## Activity
Every line of the material below must be repeated exactly.
=== Section Start ===
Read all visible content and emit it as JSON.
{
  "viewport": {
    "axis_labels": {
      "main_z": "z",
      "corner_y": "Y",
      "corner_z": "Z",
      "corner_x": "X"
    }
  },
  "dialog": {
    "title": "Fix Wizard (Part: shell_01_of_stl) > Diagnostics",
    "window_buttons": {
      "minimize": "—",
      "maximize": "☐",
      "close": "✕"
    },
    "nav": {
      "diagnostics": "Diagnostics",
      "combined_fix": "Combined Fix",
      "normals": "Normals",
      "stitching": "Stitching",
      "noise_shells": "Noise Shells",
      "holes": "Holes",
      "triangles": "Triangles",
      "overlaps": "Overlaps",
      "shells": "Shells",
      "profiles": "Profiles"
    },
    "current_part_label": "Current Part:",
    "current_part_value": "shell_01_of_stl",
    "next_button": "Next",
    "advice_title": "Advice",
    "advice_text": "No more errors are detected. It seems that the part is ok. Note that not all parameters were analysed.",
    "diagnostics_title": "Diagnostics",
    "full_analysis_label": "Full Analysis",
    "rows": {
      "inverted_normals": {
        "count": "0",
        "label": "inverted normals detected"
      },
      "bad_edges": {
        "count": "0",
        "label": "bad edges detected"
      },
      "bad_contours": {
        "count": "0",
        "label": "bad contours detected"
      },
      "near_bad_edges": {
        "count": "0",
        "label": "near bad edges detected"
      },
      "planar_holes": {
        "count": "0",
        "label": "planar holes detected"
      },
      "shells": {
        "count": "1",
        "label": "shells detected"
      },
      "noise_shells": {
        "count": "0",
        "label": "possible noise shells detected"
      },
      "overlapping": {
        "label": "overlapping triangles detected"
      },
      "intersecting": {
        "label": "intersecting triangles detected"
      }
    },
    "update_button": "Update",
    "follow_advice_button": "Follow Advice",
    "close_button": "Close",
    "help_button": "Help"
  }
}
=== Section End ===
## Response to the exercise
Read all visible content and emit it as JSON.
{
  "viewport": {
    "axis_labels": {
      "main_z": "z",
      "corner_y": "Y",
      "corner_z": "Z",
      "corner_x": "X"
    }
  },
  "dialog": {
    "title": "Fix Wizard (Part: shell_01_of_stl) > Diagnostics",
    "window_buttons": {
      "minimize": "—",
      "maximize": "☐",
      "close": "✕"
    },
    "nav": {
      "diagnostics": "Diagnostics",
      "combined_fix": "Combined Fix",
      "normals": "Normals",
      "stitching": "Stitching",
      "noise_shells": "Noise Shells",
      "holes": "Holes",
      "triangles": "Triangles",
      "overlaps": "Overlaps",
      "shells": "Shells",
      "profiles": "Profiles"
    },
    "current_part_label": "Current Part:",
    "current_part_value": "shell_01_of_stl",
    "next_button": "Next",
    "advice_title": "Advice",
    "advice_text": "No more errors are detected. It seems that the part is ok. Note that not all parameters were analysed.",
    "diagnostics_title": "Diagnostics",
    "full_analysis_label": "Full Analysis",
    "rows": {
      "inverted_normals": {
        "count": "0",
        "label": "inverted normals detected"
      },
      "bad_edges": {
        "count": "0",
        "label": "bad edges detected"
      },
      "bad_contours": {
        "count": "0",
        "label": "bad contours detected"
      },
      "near_bad_edges": {
        "count": "0",
        "label": "near bad edges detected"
      },
      "planar_holes": {
        "count": "0",
        "label": "planar holes detected"
      },
      "shells": {
        "count": "1",
        "label": "shells detected"
      },
      "noise_shells": {
        "count": "0",
        "label": "possible noise shells detected"
      },
      "overlapping": {
        "label": "overlapping triangles detected"
      },
      "intersecting": {
        "label": "intersecting triangles detected"
      }
    },
    "update_button": "Update",
    "follow_advice_button": "Follow Advice",
    "close_button": "Close",
    "help_button": "Help"
  }
}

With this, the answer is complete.